╭─ Material shown
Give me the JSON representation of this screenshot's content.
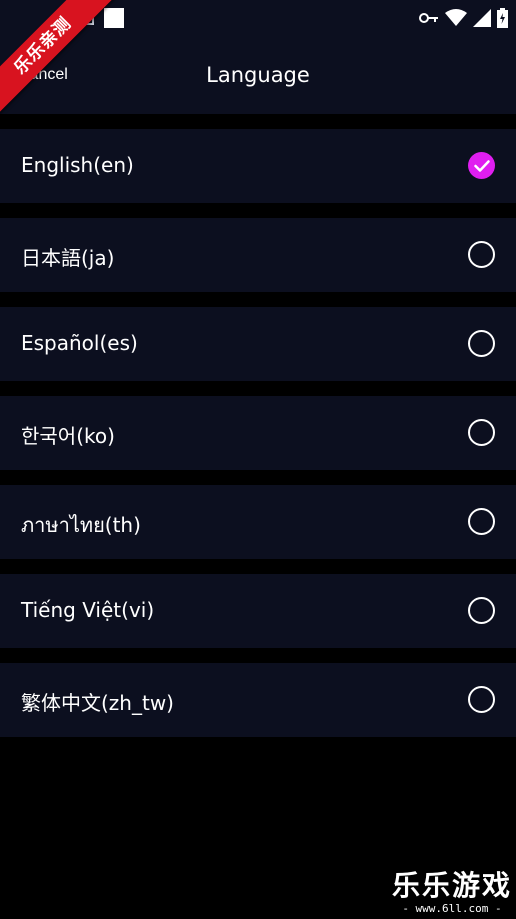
{
  "header": {
    "cancel_label": "Cancel",
    "title": "Language"
  },
  "languages": [
    {
      "label": "English(en)",
      "selected": true
    },
    {
      "label": "日本語(ja)",
      "selected": false
    },
    {
      "label": "Español(es)",
      "selected": false
    },
    {
      "label": "한국어(ko)",
      "selected": false
    },
    {
      "label": "ภาษาไทย(th)",
      "selected": false
    },
    {
      "label": "Tiếng Việt(vi)",
      "selected": false
    },
    {
      "label": "繁体中文(zh_tw)",
      "selected": false
    }
  ],
  "overlay": {
    "ribbon_text": "乐乐亲测",
    "watermark_title": "乐乐游戏",
    "watermark_url": "- www.6ll.com -"
  },
  "colors": {
    "background": "#000000",
    "surface": "#0c0f1f",
    "accent": "#e01ef0",
    "ribbon": "#d8131f"
  },
  "icons": {
    "status_left": [
      "square-icon",
      "image-icon"
    ],
    "status_right": [
      "key-icon",
      "wifi-icon",
      "signal-icon",
      "battery-charging-icon"
    ],
    "selected": "check-circle-icon",
    "unselected": "radio-empty-icon"
  }
}
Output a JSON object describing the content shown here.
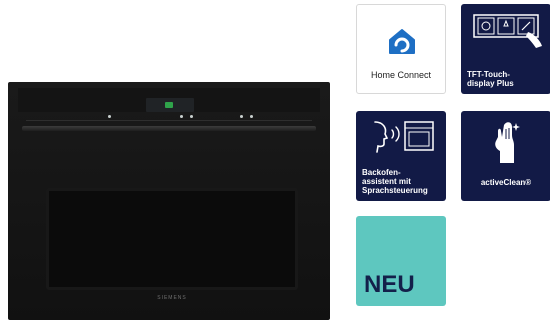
{
  "product": {
    "brand": "SIEMENS"
  },
  "badges": [
    {
      "label": "Home Connect",
      "icon": "home-connect-icon"
    },
    {
      "label": "TFT-Touch-\ndisplay Plus",
      "icon": "tft-touch-display-icon"
    },
    {
      "label": "Backofen-\nassistent mit\nSprachsteuerung",
      "icon": "voice-assistant-oven-icon"
    },
    {
      "label": "activeClean®",
      "icon": "glove-icon"
    },
    {
      "label": "NEU",
      "icon": ""
    }
  ],
  "colors": {
    "navy": "#121a46",
    "teal": "#5ec7bf",
    "home_connect_blue": "#1e6fc4",
    "oven_black": "#151515"
  }
}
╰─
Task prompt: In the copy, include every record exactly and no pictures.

Result:
Give me the JSON representation of this screenshot's content.
{
  "header": {
    "cancel_label": "Cancel",
    "title": "Language"
  },
  "languages": [
    {
      "label": "English(en)",
      "selected": true
    },
    {
      "label": "日本語(ja)",
      "selected": false
    },
    {
      "label": "Español(es)",
      "selected": false
    },
    {
      "label": "한국어(ko)",
      "selected": false
    },
    {
      "label": "ภาษาไทย(th)",
      "selected": false
    },
    {
      "label": "Tiếng Việt(vi)",
      "selected": false
    },
    {
      "label": "繁体中文(zh_tw)",
      "selected": false
    }
  ],
  "overlay": {
    "ribbon_text": "乐乐亲测",
    "watermark_title": "乐乐游戏",
    "watermark_url": "- www.6ll.com -"
  },
  "colors": {
    "background": "#000000",
    "surface": "#0c0f1f",
    "accent": "#e01ef0",
    "ribbon": "#d8131f"
  },
  "icons": {
    "status_left": [
      "square-icon",
      "image-icon"
    ],
    "status_right": [
      "key-icon",
      "wifi-icon",
      "signal-icon",
      "battery-charging-icon"
    ],
    "selected": "check-circle-icon",
    "unselected": "radio-empty-icon"
  }
}
Output a JSON object describing the content shown here.
{
  "product": {
    "brand": "SIEMENS"
  },
  "badges": [
    {
      "label": "Home Connect",
      "icon": "home-connect-icon"
    },
    {
      "label": "TFT-Touch-\ndisplay Plus",
      "icon": "tft-touch-display-icon"
    },
    {
      "label": "Backofen-\nassistent mit\nSprachsteuerung",
      "icon": "voice-assistant-oven-icon"
    },
    {
      "label": "activeClean®",
      "icon": "glove-icon"
    },
    {
      "label": "NEU",
      "icon": ""
    }
  ],
  "colors": {
    "navy": "#121a46",
    "teal": "#5ec7bf",
    "home_connect_blue": "#1e6fc4",
    "oven_black": "#151515"
  }
}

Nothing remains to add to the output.